Exercise brief » Filter out all lines without the word "JSON" from the data below, please, and copy the rest.

+ + + + + + +

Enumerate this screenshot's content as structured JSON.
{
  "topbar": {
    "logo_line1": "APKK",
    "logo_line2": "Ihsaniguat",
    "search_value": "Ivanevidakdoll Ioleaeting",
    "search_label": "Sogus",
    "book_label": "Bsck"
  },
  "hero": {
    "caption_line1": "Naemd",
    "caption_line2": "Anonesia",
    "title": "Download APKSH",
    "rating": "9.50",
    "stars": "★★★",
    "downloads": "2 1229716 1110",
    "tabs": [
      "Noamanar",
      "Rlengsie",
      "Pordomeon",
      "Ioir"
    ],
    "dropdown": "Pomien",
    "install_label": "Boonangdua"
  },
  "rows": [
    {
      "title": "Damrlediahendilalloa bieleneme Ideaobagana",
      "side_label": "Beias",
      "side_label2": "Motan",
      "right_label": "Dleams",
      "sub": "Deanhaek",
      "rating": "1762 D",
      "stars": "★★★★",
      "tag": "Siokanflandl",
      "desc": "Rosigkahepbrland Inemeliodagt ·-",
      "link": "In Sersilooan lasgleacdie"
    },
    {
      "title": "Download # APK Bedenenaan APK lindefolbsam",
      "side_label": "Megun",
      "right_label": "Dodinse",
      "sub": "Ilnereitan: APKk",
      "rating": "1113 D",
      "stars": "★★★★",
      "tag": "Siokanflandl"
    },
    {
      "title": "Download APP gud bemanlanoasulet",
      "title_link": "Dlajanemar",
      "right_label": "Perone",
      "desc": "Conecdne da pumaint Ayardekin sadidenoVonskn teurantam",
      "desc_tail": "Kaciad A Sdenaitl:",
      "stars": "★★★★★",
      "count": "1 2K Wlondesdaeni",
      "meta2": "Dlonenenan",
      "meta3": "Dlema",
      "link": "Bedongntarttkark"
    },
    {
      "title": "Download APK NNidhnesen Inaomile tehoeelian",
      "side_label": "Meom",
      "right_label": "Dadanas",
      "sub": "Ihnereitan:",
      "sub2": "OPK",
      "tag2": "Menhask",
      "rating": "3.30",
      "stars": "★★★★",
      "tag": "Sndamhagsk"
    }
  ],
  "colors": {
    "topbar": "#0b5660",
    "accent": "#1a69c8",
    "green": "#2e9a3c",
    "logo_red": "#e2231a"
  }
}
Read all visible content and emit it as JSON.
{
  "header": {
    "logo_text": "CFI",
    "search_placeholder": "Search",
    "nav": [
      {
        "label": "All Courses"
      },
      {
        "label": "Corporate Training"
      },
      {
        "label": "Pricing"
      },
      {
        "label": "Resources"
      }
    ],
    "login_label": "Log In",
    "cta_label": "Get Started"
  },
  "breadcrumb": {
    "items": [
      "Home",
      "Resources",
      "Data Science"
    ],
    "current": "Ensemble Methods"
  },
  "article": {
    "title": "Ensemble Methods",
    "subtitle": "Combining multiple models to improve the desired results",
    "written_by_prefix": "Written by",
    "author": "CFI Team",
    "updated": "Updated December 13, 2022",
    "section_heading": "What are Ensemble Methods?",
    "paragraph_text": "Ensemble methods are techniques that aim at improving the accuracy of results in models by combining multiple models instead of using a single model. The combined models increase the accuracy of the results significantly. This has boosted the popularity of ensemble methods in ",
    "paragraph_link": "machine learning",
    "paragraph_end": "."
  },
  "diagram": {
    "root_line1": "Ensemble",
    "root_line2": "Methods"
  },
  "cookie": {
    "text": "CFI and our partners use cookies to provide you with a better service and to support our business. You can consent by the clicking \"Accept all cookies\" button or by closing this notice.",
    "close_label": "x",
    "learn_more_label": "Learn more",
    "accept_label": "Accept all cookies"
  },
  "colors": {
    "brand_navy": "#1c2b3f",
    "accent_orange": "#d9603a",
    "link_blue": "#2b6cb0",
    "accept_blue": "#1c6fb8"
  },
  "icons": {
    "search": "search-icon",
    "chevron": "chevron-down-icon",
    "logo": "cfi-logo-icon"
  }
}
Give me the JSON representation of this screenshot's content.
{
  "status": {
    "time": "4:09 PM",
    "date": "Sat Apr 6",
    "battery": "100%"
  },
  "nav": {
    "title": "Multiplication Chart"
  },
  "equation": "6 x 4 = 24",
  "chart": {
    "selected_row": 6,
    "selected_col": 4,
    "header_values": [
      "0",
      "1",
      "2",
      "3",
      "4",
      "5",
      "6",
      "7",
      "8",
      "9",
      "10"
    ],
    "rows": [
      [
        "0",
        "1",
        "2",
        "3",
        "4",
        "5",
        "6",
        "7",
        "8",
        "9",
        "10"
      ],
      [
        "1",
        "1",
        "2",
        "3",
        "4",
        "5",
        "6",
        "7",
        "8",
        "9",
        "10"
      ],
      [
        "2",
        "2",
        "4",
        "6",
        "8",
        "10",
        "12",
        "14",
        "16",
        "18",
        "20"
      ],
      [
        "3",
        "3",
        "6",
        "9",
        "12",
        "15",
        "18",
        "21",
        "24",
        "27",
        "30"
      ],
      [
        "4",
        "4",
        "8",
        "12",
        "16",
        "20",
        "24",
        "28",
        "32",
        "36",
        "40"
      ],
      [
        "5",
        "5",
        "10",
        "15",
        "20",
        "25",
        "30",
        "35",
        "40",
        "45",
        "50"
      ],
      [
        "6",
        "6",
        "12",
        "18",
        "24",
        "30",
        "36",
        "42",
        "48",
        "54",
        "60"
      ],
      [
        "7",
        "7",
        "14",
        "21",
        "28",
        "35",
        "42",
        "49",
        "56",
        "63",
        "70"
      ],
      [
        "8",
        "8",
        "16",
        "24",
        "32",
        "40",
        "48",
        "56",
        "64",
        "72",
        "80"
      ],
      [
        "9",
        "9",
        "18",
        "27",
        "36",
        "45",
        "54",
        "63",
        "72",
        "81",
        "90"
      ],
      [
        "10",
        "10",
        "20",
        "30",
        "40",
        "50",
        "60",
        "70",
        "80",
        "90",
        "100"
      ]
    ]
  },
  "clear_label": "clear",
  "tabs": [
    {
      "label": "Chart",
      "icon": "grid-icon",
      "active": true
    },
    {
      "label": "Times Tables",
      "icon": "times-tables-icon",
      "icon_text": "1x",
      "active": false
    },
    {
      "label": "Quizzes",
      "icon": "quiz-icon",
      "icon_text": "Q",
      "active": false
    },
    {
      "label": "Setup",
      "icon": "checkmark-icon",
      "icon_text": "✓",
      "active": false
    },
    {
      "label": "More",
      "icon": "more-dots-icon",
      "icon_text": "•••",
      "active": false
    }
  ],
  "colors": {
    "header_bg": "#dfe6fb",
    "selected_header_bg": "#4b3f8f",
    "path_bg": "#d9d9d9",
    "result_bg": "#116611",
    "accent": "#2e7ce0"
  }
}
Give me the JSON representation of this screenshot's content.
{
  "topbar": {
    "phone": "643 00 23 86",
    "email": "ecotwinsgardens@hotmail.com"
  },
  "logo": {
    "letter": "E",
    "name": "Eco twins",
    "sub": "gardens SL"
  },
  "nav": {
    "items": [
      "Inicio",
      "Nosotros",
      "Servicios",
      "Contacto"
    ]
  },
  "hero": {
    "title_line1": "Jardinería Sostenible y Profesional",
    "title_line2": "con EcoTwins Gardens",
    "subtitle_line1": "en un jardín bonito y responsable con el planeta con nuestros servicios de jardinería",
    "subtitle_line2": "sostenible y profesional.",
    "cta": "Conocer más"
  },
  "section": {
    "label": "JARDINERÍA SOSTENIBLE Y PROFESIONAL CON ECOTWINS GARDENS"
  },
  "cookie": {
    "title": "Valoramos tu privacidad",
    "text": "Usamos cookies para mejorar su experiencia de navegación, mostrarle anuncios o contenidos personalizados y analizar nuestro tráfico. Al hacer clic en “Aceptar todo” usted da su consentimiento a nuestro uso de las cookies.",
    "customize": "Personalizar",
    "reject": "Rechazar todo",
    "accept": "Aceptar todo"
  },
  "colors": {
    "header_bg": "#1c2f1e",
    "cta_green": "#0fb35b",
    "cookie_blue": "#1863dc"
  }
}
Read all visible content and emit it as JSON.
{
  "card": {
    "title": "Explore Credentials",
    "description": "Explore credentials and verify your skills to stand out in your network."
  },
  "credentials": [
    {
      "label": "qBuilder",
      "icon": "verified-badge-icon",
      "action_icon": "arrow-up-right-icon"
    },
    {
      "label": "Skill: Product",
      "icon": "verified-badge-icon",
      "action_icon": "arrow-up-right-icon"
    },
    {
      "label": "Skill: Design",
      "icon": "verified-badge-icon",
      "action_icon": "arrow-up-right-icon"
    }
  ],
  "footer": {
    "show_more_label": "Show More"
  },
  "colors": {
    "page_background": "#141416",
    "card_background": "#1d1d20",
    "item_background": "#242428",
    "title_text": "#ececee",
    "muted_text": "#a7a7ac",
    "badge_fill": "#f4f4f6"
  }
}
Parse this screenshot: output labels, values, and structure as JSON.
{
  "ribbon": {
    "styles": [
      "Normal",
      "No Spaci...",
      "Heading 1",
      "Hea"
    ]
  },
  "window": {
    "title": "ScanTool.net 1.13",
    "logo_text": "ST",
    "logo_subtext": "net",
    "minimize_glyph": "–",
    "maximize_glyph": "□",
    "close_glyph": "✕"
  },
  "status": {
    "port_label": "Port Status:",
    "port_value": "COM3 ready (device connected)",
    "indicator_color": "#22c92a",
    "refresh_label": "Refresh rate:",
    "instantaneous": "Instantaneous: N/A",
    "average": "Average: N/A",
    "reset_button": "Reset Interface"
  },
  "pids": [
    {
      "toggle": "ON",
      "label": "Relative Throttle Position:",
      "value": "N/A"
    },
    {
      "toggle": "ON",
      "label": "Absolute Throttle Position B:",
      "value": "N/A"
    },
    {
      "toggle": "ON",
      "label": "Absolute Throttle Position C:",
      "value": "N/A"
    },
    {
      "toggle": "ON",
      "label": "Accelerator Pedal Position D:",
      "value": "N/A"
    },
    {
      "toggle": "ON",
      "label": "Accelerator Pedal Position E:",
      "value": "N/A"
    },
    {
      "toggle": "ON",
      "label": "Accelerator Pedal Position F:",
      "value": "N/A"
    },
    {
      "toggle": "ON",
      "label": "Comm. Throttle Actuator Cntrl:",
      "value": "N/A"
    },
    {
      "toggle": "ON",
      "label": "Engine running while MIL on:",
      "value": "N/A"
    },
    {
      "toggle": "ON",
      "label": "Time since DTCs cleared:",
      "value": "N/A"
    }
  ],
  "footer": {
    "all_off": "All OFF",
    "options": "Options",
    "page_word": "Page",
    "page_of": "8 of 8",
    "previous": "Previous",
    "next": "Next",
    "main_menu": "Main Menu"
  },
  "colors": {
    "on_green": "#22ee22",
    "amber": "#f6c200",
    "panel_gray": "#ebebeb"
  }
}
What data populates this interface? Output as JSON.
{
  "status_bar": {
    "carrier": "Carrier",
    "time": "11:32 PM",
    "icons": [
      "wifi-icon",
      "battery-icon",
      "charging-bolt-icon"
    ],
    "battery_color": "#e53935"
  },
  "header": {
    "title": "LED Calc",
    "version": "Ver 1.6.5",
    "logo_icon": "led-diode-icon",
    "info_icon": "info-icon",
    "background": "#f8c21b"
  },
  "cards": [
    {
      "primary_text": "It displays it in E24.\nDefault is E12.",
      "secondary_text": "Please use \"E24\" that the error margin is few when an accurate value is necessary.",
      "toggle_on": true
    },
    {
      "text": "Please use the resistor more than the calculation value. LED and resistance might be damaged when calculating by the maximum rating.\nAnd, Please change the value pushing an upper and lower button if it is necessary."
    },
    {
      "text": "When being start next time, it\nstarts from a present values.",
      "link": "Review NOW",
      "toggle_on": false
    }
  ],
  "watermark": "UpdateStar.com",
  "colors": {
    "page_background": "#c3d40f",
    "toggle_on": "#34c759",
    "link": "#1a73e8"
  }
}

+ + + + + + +

Exercise output »
Enumerate this screenshot's content as structured JSON.
Read all visible content and emit it as JSON.
Give me the JSON representation of this screenshot's content.
Give me the JSON representation of this screenshot's content.
Read all visible content and emit it as JSON.
Parse this screenshot: output labels, values, and structure as JSON.
What data populates this interface? Output as JSON.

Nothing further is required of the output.